'''

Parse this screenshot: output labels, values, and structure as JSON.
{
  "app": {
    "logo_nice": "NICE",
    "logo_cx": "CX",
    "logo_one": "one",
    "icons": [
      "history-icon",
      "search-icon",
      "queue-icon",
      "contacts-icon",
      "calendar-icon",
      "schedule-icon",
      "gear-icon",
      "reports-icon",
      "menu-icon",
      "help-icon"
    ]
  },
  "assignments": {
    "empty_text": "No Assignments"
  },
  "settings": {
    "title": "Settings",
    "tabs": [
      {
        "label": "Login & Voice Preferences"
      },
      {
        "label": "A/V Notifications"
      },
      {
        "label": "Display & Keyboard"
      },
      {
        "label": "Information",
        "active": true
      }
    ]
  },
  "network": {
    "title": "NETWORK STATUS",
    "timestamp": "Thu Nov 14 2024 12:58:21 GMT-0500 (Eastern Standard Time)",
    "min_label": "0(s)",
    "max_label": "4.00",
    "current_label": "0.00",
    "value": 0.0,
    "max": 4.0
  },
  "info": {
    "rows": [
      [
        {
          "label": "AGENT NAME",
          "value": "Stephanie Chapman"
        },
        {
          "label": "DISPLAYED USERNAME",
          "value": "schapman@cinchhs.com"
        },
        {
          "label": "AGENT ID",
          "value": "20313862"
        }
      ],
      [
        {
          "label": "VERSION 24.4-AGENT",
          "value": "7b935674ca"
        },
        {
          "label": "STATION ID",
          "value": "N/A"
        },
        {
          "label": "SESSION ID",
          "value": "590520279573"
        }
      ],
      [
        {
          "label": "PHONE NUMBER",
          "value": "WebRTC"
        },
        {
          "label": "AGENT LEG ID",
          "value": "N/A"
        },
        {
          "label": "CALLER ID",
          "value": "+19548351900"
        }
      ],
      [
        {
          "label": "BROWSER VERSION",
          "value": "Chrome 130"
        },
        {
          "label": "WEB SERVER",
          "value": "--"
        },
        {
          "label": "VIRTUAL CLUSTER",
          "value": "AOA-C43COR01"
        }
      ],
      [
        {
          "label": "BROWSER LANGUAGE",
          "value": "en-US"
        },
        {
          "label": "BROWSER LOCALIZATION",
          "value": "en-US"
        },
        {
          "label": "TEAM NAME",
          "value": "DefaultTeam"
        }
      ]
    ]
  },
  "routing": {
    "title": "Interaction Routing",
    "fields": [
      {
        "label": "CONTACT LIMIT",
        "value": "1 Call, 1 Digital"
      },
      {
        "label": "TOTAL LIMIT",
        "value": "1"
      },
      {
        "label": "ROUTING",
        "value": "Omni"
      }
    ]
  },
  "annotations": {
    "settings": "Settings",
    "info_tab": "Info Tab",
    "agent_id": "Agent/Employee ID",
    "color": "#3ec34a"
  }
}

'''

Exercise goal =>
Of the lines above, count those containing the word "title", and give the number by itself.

Answer for this exercise =>
3